What legacy will we leave?

Bald EagleWhen I was a little kid growing up in Iowa, we seldom saw Bald Eagles, even though we lived near the Mississippi River. When we did chance to spot one, everyone, children and adults, looked skyward, hoping for a glimpse.

Eagles were endangered because the pesticide DDT found its way into the eagles’ food supply, ultimately weakening the egg shells, causing them to break during incubation. Since DDT was banned in the early 1970s, eagles have come back.

Now, Bald Eagles are common in Iowa. It’s not at all unusual to see one of these majestic birds soaring overhead. In the winter, there are even more eagles as the birds migrate along the Mississippi and Missouri River “super flyways.” Adults and children still find it a thrilling sight, gathering on  bridges to watch our national symbol swoop for fish in open water and roost in the tops of trees.

The Des Moines River runs through a park near my home so I ventured out to see if I might spot some eagles for myself. I pulled into the parking lot and hadn’t even gotten out of the car when I saw three mature eagles in a nearby tree.  One by one, the eagles took off, leaving me yearning for their return. Even though the river is low, they would be back as long as the river isn’t frozen overPop can in river.

The drought has been so severe the river now runs in less than half of the area its carved for itself. I set out for a walk, figuring it’s not every day you get to walk on a river bottom. Winter or summer, the river can be a quiet, peaceful place. As I walked, the silence was broken only by the sound of geese calling to each other.

I took along a plastic grocery bag to pick up any trash I might see. Very soon I realized I should have brought more than one bag. Cans. Bottles. A cowboy boot. Even underwear! In no time, my bag was full and the handles were tearing. I left the bag to pick up on the return and continued to walk. In the distance, the sun glinted off the water moving around what I thought was a pile of brush. As I got closer, I could make out a wheel. Then a tire and an axle.

Wagon trash in riverDuring a drought, the river reveals how we’ve cared for our waterways. The disregard we’ve had for them over the years, using them as a trash bin. Perhaps people thought they’d never fill up. Or that no one would ever know because the garbage sinks out of sight. Perhaps. Until a drought like this shows us the folly.

River clean up efforts like Project AWARE – A Watershed Awareness River Expedition – involve hundreds of volunteers every summer to clean tons of trash out of Iowa’s rivers. The visibility Project AWARE has brought to the plight of our rivers has encouraged thousands of volunteers in communities across the state to get out on the water, too. Those volunteers are doing good work, but they can’t make real progress until people stop putting trash into the rivers in the first place.

Sometimes we humans get it wrong and are able to fix it. We were able to do that with Bald Eagles. I hope we can be that smart when it comes to our rivers.
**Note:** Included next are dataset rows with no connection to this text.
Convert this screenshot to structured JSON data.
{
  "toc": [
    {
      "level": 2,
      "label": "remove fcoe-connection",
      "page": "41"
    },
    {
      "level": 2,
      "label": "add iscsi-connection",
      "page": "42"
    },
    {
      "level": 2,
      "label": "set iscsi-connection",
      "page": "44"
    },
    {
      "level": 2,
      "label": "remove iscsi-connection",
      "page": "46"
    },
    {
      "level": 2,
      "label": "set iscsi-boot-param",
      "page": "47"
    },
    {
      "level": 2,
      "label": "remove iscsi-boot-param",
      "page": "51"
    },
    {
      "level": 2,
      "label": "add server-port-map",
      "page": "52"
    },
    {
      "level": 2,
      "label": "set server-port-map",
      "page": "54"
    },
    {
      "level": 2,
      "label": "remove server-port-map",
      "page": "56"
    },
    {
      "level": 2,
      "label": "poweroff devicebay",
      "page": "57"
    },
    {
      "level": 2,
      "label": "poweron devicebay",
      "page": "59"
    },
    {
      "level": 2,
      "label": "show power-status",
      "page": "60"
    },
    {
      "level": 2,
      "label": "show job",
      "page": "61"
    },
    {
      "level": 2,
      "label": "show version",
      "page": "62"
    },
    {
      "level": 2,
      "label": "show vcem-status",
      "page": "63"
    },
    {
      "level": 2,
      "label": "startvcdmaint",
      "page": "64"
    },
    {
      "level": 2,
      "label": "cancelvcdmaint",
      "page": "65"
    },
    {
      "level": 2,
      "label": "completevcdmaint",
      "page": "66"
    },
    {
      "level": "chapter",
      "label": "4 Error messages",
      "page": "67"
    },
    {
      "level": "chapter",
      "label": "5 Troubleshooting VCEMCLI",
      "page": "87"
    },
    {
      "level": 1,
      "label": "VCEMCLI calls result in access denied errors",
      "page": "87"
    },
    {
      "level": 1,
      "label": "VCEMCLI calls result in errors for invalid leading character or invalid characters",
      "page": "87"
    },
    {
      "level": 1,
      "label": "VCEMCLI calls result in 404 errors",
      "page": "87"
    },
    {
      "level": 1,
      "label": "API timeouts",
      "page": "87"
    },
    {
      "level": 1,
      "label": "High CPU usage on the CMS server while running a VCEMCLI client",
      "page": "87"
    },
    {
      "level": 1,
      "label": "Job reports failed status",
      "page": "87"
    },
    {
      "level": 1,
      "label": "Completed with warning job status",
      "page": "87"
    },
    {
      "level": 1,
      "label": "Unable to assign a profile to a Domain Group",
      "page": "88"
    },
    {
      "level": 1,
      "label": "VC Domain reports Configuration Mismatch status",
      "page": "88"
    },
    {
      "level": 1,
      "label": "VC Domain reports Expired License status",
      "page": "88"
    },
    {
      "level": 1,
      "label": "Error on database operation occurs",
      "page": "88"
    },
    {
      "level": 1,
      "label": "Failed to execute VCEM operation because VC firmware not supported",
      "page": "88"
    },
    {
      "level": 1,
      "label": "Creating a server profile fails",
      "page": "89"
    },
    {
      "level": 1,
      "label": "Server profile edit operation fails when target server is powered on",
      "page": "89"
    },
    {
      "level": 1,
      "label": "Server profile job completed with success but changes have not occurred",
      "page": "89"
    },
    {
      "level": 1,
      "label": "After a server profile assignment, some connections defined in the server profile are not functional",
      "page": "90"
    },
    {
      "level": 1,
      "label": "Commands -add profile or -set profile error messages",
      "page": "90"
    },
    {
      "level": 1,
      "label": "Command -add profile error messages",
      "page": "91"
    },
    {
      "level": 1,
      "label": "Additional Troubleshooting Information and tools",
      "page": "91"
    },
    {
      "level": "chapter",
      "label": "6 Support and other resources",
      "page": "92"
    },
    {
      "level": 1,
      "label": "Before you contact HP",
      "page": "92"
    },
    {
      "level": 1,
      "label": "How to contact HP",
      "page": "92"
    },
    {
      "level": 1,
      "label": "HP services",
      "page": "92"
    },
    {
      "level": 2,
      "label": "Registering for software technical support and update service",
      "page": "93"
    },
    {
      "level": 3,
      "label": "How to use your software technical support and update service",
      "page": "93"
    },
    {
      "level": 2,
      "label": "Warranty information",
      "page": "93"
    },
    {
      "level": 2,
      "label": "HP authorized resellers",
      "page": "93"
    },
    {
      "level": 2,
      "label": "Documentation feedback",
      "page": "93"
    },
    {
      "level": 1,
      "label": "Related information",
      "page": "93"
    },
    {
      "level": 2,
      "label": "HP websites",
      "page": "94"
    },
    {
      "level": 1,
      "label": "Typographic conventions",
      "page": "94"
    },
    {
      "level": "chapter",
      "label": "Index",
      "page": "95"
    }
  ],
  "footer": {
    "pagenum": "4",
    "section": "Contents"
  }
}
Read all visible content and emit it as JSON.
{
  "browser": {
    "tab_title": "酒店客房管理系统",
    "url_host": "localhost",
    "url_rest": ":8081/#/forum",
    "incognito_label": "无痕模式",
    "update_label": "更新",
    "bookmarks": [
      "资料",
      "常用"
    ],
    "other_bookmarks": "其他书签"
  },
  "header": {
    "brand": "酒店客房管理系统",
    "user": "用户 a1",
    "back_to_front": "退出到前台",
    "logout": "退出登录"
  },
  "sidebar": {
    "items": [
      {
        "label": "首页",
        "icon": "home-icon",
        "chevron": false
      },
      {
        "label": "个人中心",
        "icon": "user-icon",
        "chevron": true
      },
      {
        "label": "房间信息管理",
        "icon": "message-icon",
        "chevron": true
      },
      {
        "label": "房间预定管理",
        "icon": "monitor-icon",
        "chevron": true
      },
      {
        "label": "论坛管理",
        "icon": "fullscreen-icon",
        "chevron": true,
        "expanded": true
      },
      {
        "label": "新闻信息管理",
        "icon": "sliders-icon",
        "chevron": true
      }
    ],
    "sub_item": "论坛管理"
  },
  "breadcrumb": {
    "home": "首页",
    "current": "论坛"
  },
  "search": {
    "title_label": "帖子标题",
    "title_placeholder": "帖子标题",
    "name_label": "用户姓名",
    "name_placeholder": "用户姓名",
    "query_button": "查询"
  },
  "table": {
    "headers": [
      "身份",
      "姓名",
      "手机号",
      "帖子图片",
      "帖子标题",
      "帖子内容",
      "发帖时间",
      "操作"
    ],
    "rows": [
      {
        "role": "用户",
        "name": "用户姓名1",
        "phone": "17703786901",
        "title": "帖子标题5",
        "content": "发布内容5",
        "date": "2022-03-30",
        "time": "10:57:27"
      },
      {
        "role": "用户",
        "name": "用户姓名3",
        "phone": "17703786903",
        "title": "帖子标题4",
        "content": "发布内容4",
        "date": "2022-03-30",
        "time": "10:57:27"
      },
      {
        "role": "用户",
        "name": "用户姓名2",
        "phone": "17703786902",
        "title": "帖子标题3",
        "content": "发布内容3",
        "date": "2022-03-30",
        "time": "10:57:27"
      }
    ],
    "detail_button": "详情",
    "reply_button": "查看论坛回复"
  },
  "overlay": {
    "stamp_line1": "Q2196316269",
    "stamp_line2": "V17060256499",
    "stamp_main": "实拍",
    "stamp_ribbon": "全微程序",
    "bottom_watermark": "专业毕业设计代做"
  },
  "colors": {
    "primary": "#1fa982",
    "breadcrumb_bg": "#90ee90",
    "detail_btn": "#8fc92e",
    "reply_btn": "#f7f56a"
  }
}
Bald Eagle photo credit: w4nd3rl0st (InspiredinDesMoines) via photopin cc

Gratitude in a drought?

Hot, dry weather yields brilliant fall color – 2012

Are all these sunny, dry days good for us? Only in Iowa would someone even ask that question! I spent last week in California where no one ever questions “yet another day in paradise.” But here in Iowa, too much of a good thing can be a bad thing.

As the sunny, dry days stretch on, I look at my flower gardens, which I don’t water, and wonder how many of the plants I’ll lose by next spring. I look at my prairie, which history says can stand the swings of nature, and notice that the grasses thrived in the dry heat while the flowers were much less lush and brilliant. And all of the prairie plants were shorter.

The farm fields suffered painfully in the drought. I hated even to look as I drove by many fields of corn. The leaves were curled up and pointed to the sky, as though pleading for rain. When none came, eventually, the stalks wilted, turned brown and crumpled. Yields are way down and we’ll all feel the farmer’s pain at the grocery store in coming months.

At lunch today, a friend commented, “This area wasn’t made for perfect weather all the time.” He’s right. Iowa thrives with the change of season. We thrive when we have sun mixed with regular rains, hot days followed by cold days. We thrive when it all evens out.  This year hasn’t been like that. I joked when we were getting 70 & 80 degree days in March that we were going to have the longest summer on record. I didn’t know how right I’d be. I didn’t know it would be a California summer.

Looking past concerns of drought, I have to say a California summer in Iowa is beautiful – the endless perfect days, the ash trees turning gold. I’ve determined to be grateful for the beautiful weather, to marvel in the brilliant colors, to be outside as much as I can be. And to try not to worry that there’s no rain in the forecast for another 3-4 weeks. If then.

I will remind myself that in all things I can give thanks.